▼
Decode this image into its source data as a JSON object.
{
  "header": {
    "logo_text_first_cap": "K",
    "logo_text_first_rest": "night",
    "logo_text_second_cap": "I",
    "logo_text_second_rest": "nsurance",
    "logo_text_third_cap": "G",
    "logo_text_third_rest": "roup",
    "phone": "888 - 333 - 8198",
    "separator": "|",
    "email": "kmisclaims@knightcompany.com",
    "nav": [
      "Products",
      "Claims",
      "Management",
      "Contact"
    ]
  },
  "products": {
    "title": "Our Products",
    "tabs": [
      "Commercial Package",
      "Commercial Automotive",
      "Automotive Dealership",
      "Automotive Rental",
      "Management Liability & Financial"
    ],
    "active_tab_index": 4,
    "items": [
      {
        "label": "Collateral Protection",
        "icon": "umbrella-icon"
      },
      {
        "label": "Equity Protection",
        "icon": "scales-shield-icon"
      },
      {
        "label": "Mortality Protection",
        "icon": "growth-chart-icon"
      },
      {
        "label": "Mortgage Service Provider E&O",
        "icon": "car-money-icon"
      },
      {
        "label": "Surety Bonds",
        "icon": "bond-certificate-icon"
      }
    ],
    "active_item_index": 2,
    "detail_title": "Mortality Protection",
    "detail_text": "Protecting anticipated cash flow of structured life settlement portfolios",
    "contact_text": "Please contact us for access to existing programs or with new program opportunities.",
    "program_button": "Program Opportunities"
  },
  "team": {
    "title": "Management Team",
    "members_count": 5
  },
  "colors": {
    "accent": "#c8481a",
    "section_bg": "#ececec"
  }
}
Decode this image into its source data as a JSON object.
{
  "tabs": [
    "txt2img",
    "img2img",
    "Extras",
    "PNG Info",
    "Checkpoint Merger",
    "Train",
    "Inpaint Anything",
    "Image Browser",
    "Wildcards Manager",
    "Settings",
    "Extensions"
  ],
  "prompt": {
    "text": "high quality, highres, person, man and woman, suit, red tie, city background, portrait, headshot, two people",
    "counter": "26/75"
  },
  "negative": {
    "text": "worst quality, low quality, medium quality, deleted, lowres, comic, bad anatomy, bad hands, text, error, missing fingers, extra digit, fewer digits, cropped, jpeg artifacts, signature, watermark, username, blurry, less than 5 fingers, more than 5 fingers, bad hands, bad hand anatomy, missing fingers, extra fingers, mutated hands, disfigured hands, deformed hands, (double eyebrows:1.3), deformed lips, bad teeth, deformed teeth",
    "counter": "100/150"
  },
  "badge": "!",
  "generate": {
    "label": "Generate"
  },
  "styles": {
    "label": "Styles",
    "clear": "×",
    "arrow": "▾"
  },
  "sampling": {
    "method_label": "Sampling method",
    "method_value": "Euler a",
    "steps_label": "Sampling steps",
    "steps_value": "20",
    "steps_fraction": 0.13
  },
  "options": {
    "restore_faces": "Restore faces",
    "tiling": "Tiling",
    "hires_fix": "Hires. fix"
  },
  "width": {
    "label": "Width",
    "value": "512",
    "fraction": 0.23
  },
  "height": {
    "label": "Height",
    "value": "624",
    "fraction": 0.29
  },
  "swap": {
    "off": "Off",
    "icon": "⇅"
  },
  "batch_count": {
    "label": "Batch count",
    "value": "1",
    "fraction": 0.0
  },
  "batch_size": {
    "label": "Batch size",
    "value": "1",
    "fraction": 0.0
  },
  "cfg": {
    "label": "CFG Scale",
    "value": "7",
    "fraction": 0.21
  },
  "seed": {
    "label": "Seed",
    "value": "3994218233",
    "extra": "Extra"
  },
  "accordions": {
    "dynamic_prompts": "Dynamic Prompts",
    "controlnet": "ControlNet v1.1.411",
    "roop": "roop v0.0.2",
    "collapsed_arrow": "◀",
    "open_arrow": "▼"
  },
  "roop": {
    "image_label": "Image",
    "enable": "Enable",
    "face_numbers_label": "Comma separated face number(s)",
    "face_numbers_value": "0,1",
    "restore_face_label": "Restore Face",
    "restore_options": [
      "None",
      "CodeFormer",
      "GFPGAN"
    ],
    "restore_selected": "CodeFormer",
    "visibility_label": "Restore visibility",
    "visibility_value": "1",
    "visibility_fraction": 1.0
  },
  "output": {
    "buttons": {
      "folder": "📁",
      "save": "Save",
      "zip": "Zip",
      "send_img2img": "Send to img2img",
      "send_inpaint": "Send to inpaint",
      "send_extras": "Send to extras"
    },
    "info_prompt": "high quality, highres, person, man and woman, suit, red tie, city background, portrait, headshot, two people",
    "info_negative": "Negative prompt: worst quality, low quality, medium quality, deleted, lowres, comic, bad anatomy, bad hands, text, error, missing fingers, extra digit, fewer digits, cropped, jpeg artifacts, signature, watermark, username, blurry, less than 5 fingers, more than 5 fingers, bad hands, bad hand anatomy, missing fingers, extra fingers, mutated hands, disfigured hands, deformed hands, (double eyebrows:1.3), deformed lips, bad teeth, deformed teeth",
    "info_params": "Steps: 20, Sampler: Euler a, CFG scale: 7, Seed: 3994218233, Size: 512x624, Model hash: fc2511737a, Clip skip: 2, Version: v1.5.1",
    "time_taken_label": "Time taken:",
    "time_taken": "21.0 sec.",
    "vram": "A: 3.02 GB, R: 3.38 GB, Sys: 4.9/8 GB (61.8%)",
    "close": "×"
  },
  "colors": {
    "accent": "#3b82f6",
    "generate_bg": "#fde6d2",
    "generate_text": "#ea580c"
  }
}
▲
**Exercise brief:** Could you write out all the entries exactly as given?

**Solution to this exercise:**
Decode this image into its source data as a JSON object.
{
  "header": {
    "logo_text_first_cap": "K",
    "logo_text_first_rest": "night",
    "logo_text_second_cap": "I",
    "logo_text_second_rest": "nsurance",
    "logo_text_third_cap": "G",
    "logo_text_third_rest": "roup",
    "phone": "888 - 333 - 8198",
    "separator": "|",
    "email": "kmisclaims@knightcompany.com",
    "nav": [
      "Products",
      "Claims",
      "Management",
      "Contact"
    ]
  },
  "products": {
    "title": "Our Products",
    "tabs": [
      "Commercial Package",
      "Commercial Automotive",
      "Automotive Dealership",
      "Automotive Rental",
      "Management Liability & Financial"
    ],
    "active_tab_index": 4,
    "items": [
      {
        "label": "Collateral Protection",
        "icon": "umbrella-icon"
      },
      {
        "label": "Equity Protection",
        "icon": "scales-shield-icon"
      },
      {
        "label": "Mortality Protection",
        "icon": "growth-chart-icon"
      },
      {
        "label": "Mortgage Service Provider E&O",
        "icon": "car-money-icon"
      },
      {
        "label": "Surety Bonds",
        "icon": "bond-certificate-icon"
      }
    ],
    "active_item_index": 2,
    "detail_title": "Mortality Protection",
    "detail_text": "Protecting anticipated cash flow of structured life settlement portfolios",
    "contact_text": "Please contact us for access to existing programs or with new program opportunities.",
    "program_button": "Program Opportunities"
  },
  "team": {
    "title": "Management Team",
    "members_count": 5
  },
  "colors": {
    "accent": "#c8481a",
    "section_bg": "#ececec"
  }
}
Decode this image into its source data as a JSON object.
{
  "tabs": [
    "txt2img",
    "img2img",
    "Extras",
    "PNG Info",
    "Checkpoint Merger",
    "Train",
    "Inpaint Anything",
    "Image Browser",
    "Wildcards Manager",
    "Settings",
    "Extensions"
  ],
  "prompt": {
    "text": "high quality, highres, person, man and woman, suit, red tie, city background, portrait, headshot, two people",
    "counter": "26/75"
  },
  "negative": {
    "text": "worst quality, low quality, medium quality, deleted, lowres, comic, bad anatomy, bad hands, text, error, missing fingers, extra digit, fewer digits, cropped, jpeg artifacts, signature, watermark, username, blurry, less than 5 fingers, more than 5 fingers, bad hands, bad hand anatomy, missing fingers, extra fingers, mutated hands, disfigured hands, deformed hands, (double eyebrows:1.3), deformed lips, bad teeth, deformed teeth",
    "counter": "100/150"
  },
  "badge": "!",
  "generate": {
    "label": "Generate"
  },
  "styles": {
    "label": "Styles",
    "clear": "×",
    "arrow": "▾"
  },
  "sampling": {
    "method_label": "Sampling method",
    "method_value": "Euler a",
    "steps_label": "Sampling steps",
    "steps_value": "20",
    "steps_fraction": 0.13
  },
  "options": {
    "restore_faces": "Restore faces",
    "tiling": "Tiling",
    "hires_fix": "Hires. fix"
  },
  "width": {
    "label": "Width",
    "value": "512",
    "fraction": 0.23
  },
  "height": {
    "label": "Height",
    "value": "624",
    "fraction": 0.29
  },
  "swap": {
    "off": "Off",
    "icon": "⇅"
  },
  "batch_count": {
    "label": "Batch count",
    "value": "1",
    "fraction": 0.0
  },
  "batch_size": {
    "label": "Batch size",
    "value": "1",
    "fraction": 0.0
  },
  "cfg": {
    "label": "CFG Scale",
    "value": "7",
    "fraction": 0.21
  },
  "seed": {
    "label": "Seed",
    "value": "3994218233",
    "extra": "Extra"
  },
  "accordions": {
    "dynamic_prompts": "Dynamic Prompts",
    "controlnet": "ControlNet v1.1.411",
    "roop": "roop v0.0.2",
    "collapsed_arrow": "◀",
    "open_arrow": "▼"
  },
  "roop": {
    "image_label": "Image",
    "enable": "Enable",
    "face_numbers_label": "Comma separated face number(s)",
    "face_numbers_value": "0,1",
    "restore_face_label": "Restore Face",
    "restore_options": [
      "None",
      "CodeFormer",
      "GFPGAN"
    ],
    "restore_selected": "CodeFormer",
    "visibility_label": "Restore visibility",
    "visibility_value": "1",
    "visibility_fraction": 1.0
  },
  "output": {
    "buttons": {
      "folder": "📁",
      "save": "Save",
      "zip": "Zip",
      "send_img2img": "Send to img2img",
      "send_inpaint": "Send to inpaint",
      "send_extras": "Send to extras"
    },
    "info_prompt": "high quality, highres, person, man and woman, suit, red tie, city background, portrait, headshot, two people",
    "info_negative": "Negative prompt: worst quality, low quality, medium quality, deleted, lowres, comic, bad anatomy, bad hands, text, error, missing fingers, extra digit, fewer digits, cropped, jpeg artifacts, signature, watermark, username, blurry, less than 5 fingers, more than 5 fingers, bad hands, bad hand anatomy, missing fingers, extra fingers, mutated hands, disfigured hands, deformed hands, (double eyebrows:1.3), deformed lips, bad teeth, deformed teeth",
    "info_params": "Steps: 20, Sampler: Euler a, CFG scale: 7, Seed: 3994218233, Size: 512x624, Model hash: fc2511737a, Clip skip: 2, Version: v1.5.1",
    "time_taken_label": "Time taken:",
    "time_taken": "21.0 sec.",
    "vram": "A: 3.02 GB, R: 3.38 GB, Sys: 4.9/8 GB (61.8%)",
    "close": "×"
  },
  "colors": {
    "accent": "#3b82f6",
    "generate_bg": "#fde6d2",
    "generate_text": "#ea580c"
  }
}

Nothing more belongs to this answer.